Instructions for the task
Gather each line of the entries below that includes "Økologisk".

Given entries
□ □ □ □ □ □ □

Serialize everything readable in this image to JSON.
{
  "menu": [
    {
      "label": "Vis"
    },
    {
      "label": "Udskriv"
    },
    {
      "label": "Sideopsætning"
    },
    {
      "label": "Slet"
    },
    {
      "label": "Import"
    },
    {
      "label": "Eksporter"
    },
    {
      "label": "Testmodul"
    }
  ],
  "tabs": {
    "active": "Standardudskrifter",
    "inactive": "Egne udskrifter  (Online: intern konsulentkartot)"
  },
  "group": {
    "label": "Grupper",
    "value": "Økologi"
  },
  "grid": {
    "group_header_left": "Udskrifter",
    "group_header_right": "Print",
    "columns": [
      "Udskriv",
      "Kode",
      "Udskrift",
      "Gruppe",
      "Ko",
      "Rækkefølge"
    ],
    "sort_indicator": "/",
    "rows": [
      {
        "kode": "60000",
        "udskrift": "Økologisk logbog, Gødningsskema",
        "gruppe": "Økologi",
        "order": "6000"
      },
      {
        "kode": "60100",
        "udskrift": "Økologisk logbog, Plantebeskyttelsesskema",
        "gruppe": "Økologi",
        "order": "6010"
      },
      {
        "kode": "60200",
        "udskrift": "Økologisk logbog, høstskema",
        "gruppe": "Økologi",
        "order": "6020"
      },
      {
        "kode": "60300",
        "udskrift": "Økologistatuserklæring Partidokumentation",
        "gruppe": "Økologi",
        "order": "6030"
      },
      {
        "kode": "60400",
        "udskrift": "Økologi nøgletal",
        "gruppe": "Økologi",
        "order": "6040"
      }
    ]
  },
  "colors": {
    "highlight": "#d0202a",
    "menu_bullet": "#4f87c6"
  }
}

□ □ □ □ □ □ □

Task output
        "udskrift": "Økologisk logbog, Gødningsskema",
        "udskrift": "Økologisk logbog, Plantebeskyttelsesskema",
        "udskrift": "Økologisk logbog, høstskema",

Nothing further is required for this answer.